Review the complete specifications and drawings of the patent documents you have identified. If necessary, go back to Step 1 and rethink your strategy.

TIFF PLUG-IN NOTE: Patent Image Viewers are required to access full image of patent documents. This is vital for viewing patents before 1976 on the USPTO Website. See following web page for more:

STEP 5 – Read Relevant Patents and Published Applications


STEP 5 – Study Drawings and Specifications

 My mousetrap.

If necessary, return to Step 1 and rethink your strategy.

Check cited references on patents and previously published applications.

Step 6.

Search Tools

Patent and Application Databases

cited references on patents
Cited References on Patents

Most U.S. patents contain references to related U.S. patents and published applications. Check these references for additional information and classifications cited in the patent found in Step 6.

Use USPTO Website or DVD USAPat

STEP 6 – Check Cited References on Patents


STEP 6 – Check Cited References – Citation Linking

Forward citation search links patents that cite the displayed patent.

References provided by the applicant and patent examiner.

Additional classifications to search?

also published applications
Also Published Applications

Since 2001, the PTO has published pending applications that may contain more information than what appears in the final issued patent; it is necessary to check all related PGPubs (Pre-Grant Publications).

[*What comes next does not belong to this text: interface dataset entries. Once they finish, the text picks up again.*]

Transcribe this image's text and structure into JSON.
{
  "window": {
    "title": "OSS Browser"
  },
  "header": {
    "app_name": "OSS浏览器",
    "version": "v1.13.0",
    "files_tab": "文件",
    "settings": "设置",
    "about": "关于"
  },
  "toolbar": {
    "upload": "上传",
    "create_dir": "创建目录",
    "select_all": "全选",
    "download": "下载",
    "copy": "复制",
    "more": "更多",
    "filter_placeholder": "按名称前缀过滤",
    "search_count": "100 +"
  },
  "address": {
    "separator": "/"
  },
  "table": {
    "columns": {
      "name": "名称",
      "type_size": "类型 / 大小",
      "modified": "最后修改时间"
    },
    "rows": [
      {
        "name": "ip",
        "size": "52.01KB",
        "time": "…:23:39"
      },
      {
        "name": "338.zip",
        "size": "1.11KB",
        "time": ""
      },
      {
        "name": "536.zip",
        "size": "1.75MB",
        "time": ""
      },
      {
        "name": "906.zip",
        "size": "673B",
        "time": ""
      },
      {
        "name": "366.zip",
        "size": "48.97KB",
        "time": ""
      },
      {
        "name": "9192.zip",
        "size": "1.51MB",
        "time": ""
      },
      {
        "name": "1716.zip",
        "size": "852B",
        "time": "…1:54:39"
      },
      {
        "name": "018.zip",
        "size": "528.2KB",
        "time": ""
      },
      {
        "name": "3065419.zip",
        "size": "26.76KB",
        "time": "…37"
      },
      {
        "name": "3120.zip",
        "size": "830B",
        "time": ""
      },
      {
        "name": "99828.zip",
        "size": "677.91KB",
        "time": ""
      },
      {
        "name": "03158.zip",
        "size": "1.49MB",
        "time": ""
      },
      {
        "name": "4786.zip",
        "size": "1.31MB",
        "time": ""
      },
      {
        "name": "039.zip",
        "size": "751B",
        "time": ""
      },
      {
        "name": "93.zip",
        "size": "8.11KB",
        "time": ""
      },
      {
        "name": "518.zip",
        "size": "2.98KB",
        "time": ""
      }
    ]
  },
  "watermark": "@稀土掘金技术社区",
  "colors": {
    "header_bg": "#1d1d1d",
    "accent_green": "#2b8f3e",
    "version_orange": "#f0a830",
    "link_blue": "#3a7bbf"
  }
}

STEP 6 – Check Previously Published Applications

Search Tools

Application Databases on USPTO Web or DVD USAApp at library.